Rep. Kim Schofield's Story
Georgia, District 60
Since 2000, I have been living with a chronic disease known as Systemic Lupus which ranges from mild to life threatening. In June 2018, I had been experiencing low back and neck pain for several weeks. I woke up every day with a gnawing headache and moderate to extreme pain. I used over the counter medications and lidocaine patches to manage my pain in order to continue with my daily routines. The pain was draining. It would take 3 months before I could see a specialist. I had a heavy travel schedule and deadlines to meet in the Georgia General Assembly.

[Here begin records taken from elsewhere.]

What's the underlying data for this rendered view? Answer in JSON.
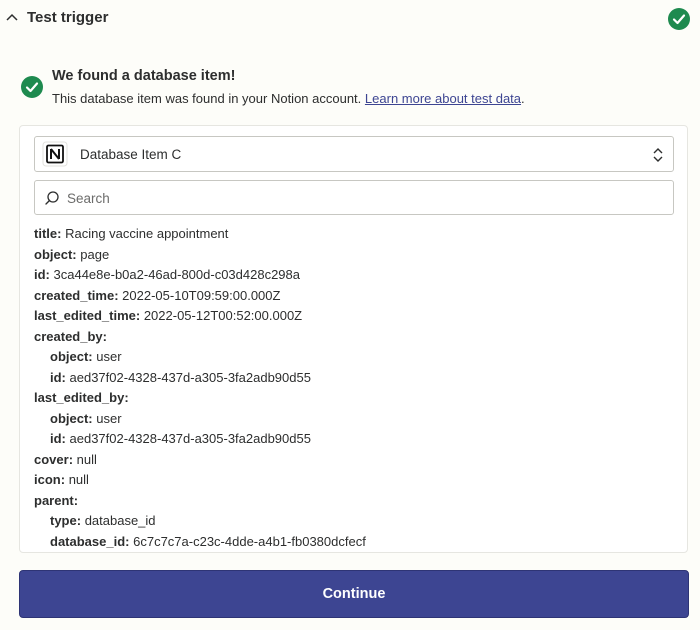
{
  "header": {
    "title": "Test trigger"
  },
  "result": {
    "title": "We found a database item!",
    "description": "This database item was found in your Notion account.",
    "link": "Learn more about test data",
    "period": "."
  },
  "select": {
    "value": "Database Item C"
  },
  "search": {
    "placeholder": "Search"
  },
  "fields": [
    {
      "key": "title:",
      "value": "Racing vaccine appointment",
      "level": 0
    },
    {
      "key": "object:",
      "value": "page",
      "level": 0
    },
    {
      "key": "id:",
      "value": "3ca44e8e-b0a2-46ad-800d-c03d428c298a",
      "level": 0
    },
    {
      "key": "created_time:",
      "value": "2022-05-10T09:59:00.000Z",
      "level": 0
    },
    {
      "key": "last_edited_time:",
      "value": "2022-05-12T00:52:00.000Z",
      "level": 0
    },
    {
      "key": "created_by:",
      "value": "",
      "level": 0
    },
    {
      "key": "object:",
      "value": "user",
      "level": 1
    },
    {
      "key": "id:",
      "value": "aed37f02-4328-437d-a305-3fa2adb90d55",
      "level": 1
    },
    {
      "key": "last_edited_by:",
      "value": "",
      "level": 0
    },
    {
      "key": "object:",
      "value": "user",
      "level": 1
    },
    {
      "key": "id:",
      "value": "aed37f02-4328-437d-a305-3fa2adb90d55",
      "level": 1
    },
    {
      "key": "cover:",
      "value": "null",
      "level": 0
    },
    {
      "key": "icon:",
      "value": "null",
      "level": 0
    },
    {
      "key": "parent:",
      "value": "",
      "level": 0
    },
    {
      "key": "type:",
      "value": "database_id",
      "level": 1
    },
    {
      "key": "database_id:",
      "value": "6c7c7c7a-c23c-4dde-a4b1-fb0380dcfecf",
      "level": 1
    }
  ],
  "continue_label": "Continue",
  "colors": {
    "success": "#1e8a4f",
    "primary": "#3d4592",
    "text": "#2d2e2e",
    "background": "#fdfdf9"
  },
  "icons": {
    "collapse": "chevron-up-icon",
    "status": "check-circle-icon",
    "app": "notion-logo-icon",
    "dropdown": "chevron-up-down-icon",
    "search": "search-icon"
  }
}
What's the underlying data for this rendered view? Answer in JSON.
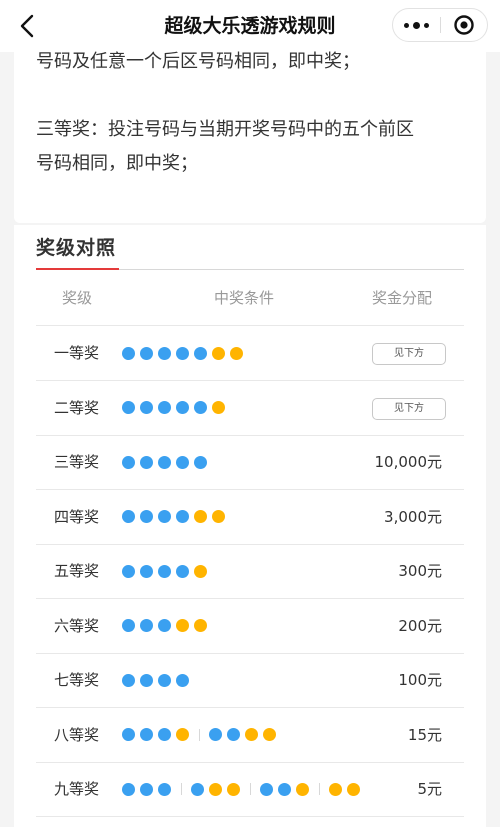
{
  "nav": {
    "title": "超级大乐透游戏规则",
    "back_icon": "chevron-left-icon",
    "more_icon": "more-dots-icon",
    "close_icon": "record-close-icon"
  },
  "rules": {
    "second_prize_tail": "号码及任意一个后区号码相同，即中奖；",
    "third_prize_line1": "三等奖：投注号码与当期开奖号码中的五个前区",
    "third_prize_line2": "号码相同，即中奖；"
  },
  "section": {
    "title": "奖级对照",
    "accent_color": "#e43a3a"
  },
  "table": {
    "headers": [
      "奖级",
      "中奖条件",
      "奖金分配"
    ],
    "ball_colors": {
      "front": "#3aa0f0",
      "back": "#ffb400"
    },
    "rows": [
      {
        "name": "一等奖",
        "groups": [
          [
            5,
            2
          ]
        ],
        "prize": "见下方",
        "prize_is_button": true
      },
      {
        "name": "二等奖",
        "groups": [
          [
            5,
            1
          ]
        ],
        "prize": "见下方",
        "prize_is_button": true
      },
      {
        "name": "三等奖",
        "groups": [
          [
            5,
            0
          ]
        ],
        "prize": "10,000元",
        "prize_is_button": false
      },
      {
        "name": "四等奖",
        "groups": [
          [
            4,
            2
          ]
        ],
        "prize": "3,000元",
        "prize_is_button": false
      },
      {
        "name": "五等奖",
        "groups": [
          [
            4,
            1
          ]
        ],
        "prize": "300元",
        "prize_is_button": false
      },
      {
        "name": "六等奖",
        "groups": [
          [
            3,
            2
          ]
        ],
        "prize": "200元",
        "prize_is_button": false
      },
      {
        "name": "七等奖",
        "groups": [
          [
            4,
            0
          ]
        ],
        "prize": "100元",
        "prize_is_button": false
      },
      {
        "name": "八等奖",
        "groups": [
          [
            3,
            1
          ],
          [
            2,
            2
          ]
        ],
        "prize": "15元",
        "prize_is_button": false
      },
      {
        "name": "九等奖",
        "groups": [
          [
            3,
            0
          ],
          [
            1,
            2
          ],
          [
            2,
            1
          ],
          [
            0,
            2
          ]
        ],
        "prize": "5元",
        "prize_is_button": false
      }
    ]
  }
}
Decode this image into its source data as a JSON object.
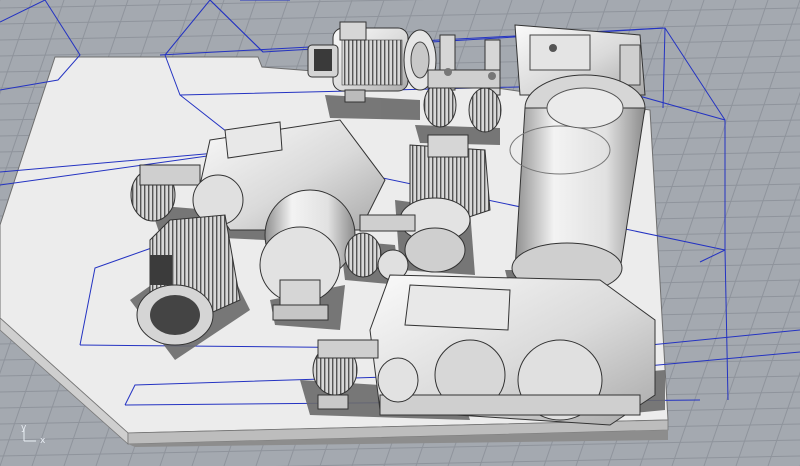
{
  "viewport": {
    "mode": "shaded-3d-perspective",
    "background": "#a4a9b0",
    "grid_color": "#8f949c",
    "boundingbox_color": "#2433c2",
    "platform_color": "#ececec",
    "machine_color": "#dcdcdc",
    "shadow_color": "#636363"
  },
  "axes": {
    "x_label": "x",
    "y_label": "y"
  },
  "objects": {
    "top_motor": "motor",
    "top_brakes": "brake",
    "top_gearbox": "gearbox",
    "drum_large": "winch-drum",
    "left_motor": "motor",
    "left_gearbox": "gearbox",
    "center_motor": "motor",
    "center_brake": "brake",
    "bottom_gearbox": "gearbox",
    "bottom_brake": "brake"
  }
}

My headache began to intensify. I began to feel dizzy, nauseous and began vomiting. One of the physicians checked my vitals and I was immediately sent to the emergency room. The high level of pain had raised my blood pressure to the point of a potential stroke. Having been triaged in the Emergency Room, I followed up with a Back and Spine Specialist. He prescribed nerve block injection in my back and neck to relieve the pain and which would allow me to continue on a vigorous travel schedule for legislative business.
Five days before the schedule out-patient procedure, I received a call from the specialist’s office informing me that the injection procedure “had been denied by your insurance.” The physician attempted to do a peer to peer review to try and overturn the decision but it was denied. Furthermore, I was told by the insurance company that I must go to physical therapy for 6-8 weeks before injection coverage would be considered.

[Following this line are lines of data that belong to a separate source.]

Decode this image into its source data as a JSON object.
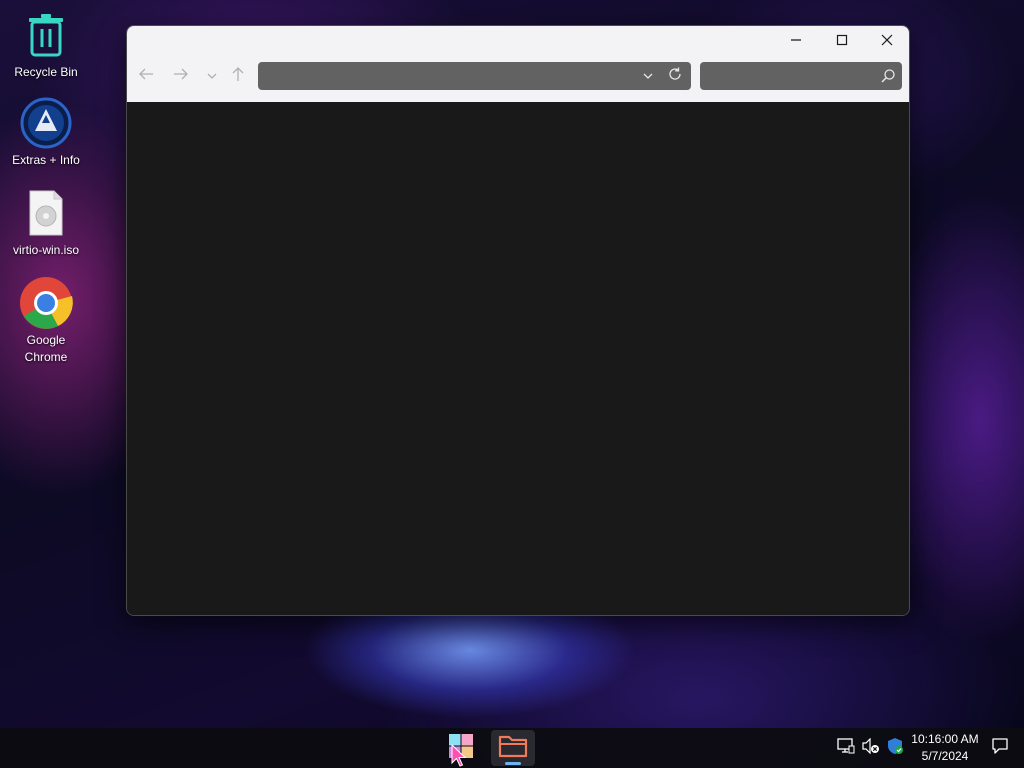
{
  "desktop": {
    "icons": [
      {
        "label": "Recycle Bin",
        "icon": "recycle-bin-icon"
      },
      {
        "label": "Extras + Info",
        "icon": "extras-info-icon"
      },
      {
        "label": "virtio-win.iso",
        "icon": "disc-image-file-icon"
      },
      {
        "label": "Google Chrome",
        "icon": "chrome-icon"
      }
    ]
  },
  "explorer": {
    "address_value": "",
    "search_value": "",
    "icons": [
      "back-arrow-icon",
      "forward-arrow-icon",
      "chevron-down-icon",
      "up-arrow-icon",
      "refresh-icon",
      "search-icon",
      "minimize-icon",
      "maximize-icon",
      "close-icon"
    ]
  },
  "taskbar": {
    "apps": [
      {
        "name": "start",
        "icon": "windows-logo-icon",
        "active": false
      },
      {
        "name": "file-explorer",
        "icon": "folder-icon",
        "active": true
      }
    ],
    "tray_icons": [
      "network-icon",
      "volume-muted-icon",
      "security-shield-icon",
      "notifications-icon"
    ],
    "clock": {
      "time": "10:16:00 AM",
      "date": "5/7/2024"
    }
  },
  "colors": {
    "window_chrome": "#f3f2f5",
    "window_body": "#191919",
    "field": "#626262",
    "accent": "#6db3f2"
  }
}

I explained that the stress of physical therapy while I am currently experiencing a high level of pain is not a realistic option. I spoke directly with the Utilization Manager stating my protest over their decision to override the physician’s recommendations, I even submitted additional clinical information from my rheumatologist who treats my lupus and confirmed the specialist’s course of action was indeed the best treatment for me. Once again, the insurance company denied the injection insisting that I must go to physical therapy for 6-8 weeks.

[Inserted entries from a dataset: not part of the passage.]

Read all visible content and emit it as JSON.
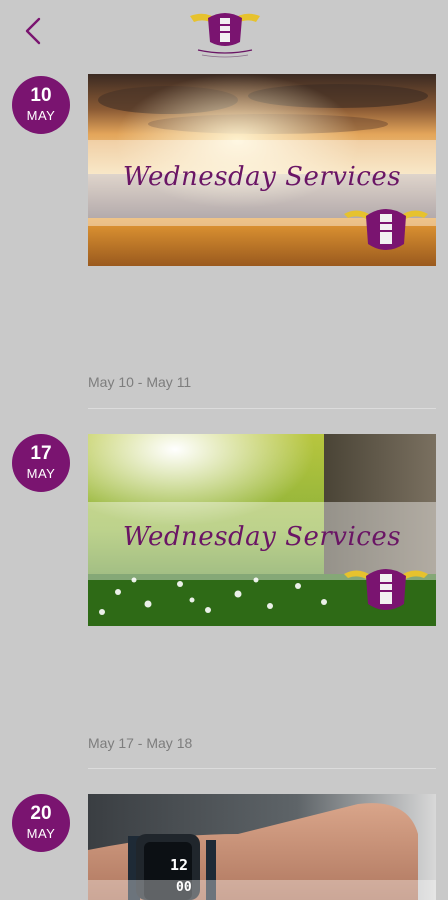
{
  "header": {
    "back_icon": "chevron-left-icon",
    "logo_icon": "church-logo-icon"
  },
  "events": [
    {
      "day": "10",
      "month": "MAY",
      "banner_title": "Wednesday Services",
      "date_range": "May 10 - May 11"
    },
    {
      "day": "17",
      "month": "MAY",
      "banner_title": "Wednesday Services",
      "date_range": "May 17 - May 18"
    },
    {
      "day": "20",
      "month": "MAY",
      "watch_time": "12",
      "watch_time_2": "00"
    }
  ],
  "colors": {
    "accent": "#7a1470",
    "background": "#c9c9c9",
    "title_text": "#6a1565",
    "range_text": "#7d7d7d"
  }
}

I was at my wits end so I decided to reach out to the lobbyist that represents this insurance company. I was appalled that this insurance company made a decision about my healthcare treatment despite the authorization and recommendation from the medical professionals that prohibited me from continuing in my role as an elected state legislature. After discussing my health situation in detail, he was able to make a few calls. Several days later, I received a call from my insurance carrier that the injection procedure was approved.
I am thankful I had someone I could call who could run my need up the flagpole. What I am not happy about is that I had to make the call. Imagine having to leverage my role as an “elected official” in order to receive pain relief. I am one of the millions of people who live in chronic pain. It has become a customary, “fail first” practice that medical procedures, medications, devices and treatment plans prescribed by clinicians are denied approval by health insurance companies. As a patient; I say to insurance companies: stop risking my health. As a legislator, I say: I will fight for legislation that eliminates step therapy protocols so physicians have a clear and expeditious process that will allow them to prescribe the best drug and treatment for their patient’s medical needs.